## Data extract
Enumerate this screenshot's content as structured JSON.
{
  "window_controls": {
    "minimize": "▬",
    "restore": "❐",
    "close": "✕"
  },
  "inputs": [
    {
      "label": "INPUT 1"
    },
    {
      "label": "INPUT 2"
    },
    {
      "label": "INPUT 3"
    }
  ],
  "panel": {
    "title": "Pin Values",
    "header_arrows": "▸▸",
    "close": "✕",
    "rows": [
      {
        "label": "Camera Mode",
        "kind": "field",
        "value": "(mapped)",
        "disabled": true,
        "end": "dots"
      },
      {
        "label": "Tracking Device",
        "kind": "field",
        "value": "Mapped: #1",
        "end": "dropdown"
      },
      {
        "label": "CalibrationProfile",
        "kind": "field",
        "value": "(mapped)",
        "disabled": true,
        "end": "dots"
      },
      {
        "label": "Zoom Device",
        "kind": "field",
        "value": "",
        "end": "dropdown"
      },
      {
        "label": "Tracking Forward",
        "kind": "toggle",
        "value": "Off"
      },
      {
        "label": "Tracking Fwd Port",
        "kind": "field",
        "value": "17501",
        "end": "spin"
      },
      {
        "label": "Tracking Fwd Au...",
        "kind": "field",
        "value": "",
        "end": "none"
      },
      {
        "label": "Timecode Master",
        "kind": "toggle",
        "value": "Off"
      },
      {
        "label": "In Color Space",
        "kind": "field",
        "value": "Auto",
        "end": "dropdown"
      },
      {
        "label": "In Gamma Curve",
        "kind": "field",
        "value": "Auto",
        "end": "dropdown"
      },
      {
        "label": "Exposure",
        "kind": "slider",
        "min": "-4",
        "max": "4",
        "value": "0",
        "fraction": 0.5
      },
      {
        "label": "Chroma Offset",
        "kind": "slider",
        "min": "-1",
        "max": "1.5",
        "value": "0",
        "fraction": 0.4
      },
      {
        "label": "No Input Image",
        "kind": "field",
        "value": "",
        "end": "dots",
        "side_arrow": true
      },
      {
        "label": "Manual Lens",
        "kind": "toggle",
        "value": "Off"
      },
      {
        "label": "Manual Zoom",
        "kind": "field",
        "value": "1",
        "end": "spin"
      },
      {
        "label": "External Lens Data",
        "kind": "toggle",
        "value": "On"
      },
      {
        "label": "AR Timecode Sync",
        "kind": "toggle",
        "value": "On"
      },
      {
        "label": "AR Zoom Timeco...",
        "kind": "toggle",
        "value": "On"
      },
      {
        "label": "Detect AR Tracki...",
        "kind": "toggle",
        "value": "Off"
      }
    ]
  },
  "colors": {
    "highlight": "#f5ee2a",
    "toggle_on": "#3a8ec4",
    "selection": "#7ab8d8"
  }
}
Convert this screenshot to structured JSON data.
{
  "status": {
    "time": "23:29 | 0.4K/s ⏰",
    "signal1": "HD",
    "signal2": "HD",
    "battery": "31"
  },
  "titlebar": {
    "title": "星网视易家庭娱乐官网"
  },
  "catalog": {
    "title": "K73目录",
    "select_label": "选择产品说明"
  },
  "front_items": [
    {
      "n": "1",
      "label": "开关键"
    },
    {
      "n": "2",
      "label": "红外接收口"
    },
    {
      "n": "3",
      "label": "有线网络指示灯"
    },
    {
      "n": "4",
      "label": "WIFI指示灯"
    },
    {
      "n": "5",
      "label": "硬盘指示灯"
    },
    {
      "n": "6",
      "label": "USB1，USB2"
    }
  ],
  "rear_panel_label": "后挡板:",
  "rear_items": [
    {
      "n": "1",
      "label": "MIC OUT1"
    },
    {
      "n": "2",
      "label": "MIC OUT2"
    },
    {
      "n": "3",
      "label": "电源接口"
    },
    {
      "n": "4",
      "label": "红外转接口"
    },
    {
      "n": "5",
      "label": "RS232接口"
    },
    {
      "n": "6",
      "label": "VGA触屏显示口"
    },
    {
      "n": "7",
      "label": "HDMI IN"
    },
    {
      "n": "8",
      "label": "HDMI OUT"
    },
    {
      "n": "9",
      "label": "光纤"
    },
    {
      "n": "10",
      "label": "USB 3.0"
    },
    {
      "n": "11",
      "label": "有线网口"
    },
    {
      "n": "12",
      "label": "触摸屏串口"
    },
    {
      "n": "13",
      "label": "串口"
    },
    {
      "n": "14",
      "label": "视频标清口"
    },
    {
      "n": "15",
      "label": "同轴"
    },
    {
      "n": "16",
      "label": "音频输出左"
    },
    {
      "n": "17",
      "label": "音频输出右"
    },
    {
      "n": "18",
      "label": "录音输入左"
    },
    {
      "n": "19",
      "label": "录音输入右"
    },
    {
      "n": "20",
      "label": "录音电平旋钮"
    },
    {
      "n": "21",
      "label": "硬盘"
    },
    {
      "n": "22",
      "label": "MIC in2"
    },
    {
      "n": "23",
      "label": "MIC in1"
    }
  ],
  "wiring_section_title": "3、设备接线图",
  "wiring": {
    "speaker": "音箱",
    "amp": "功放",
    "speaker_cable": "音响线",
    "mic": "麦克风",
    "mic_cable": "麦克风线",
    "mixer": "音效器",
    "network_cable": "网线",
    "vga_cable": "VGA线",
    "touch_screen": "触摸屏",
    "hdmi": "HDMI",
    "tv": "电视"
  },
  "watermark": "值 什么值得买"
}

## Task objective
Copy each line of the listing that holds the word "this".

## Expected output
Enumerate this screenshot's content as structured JSON.
Convert this screenshot to structured JSON data.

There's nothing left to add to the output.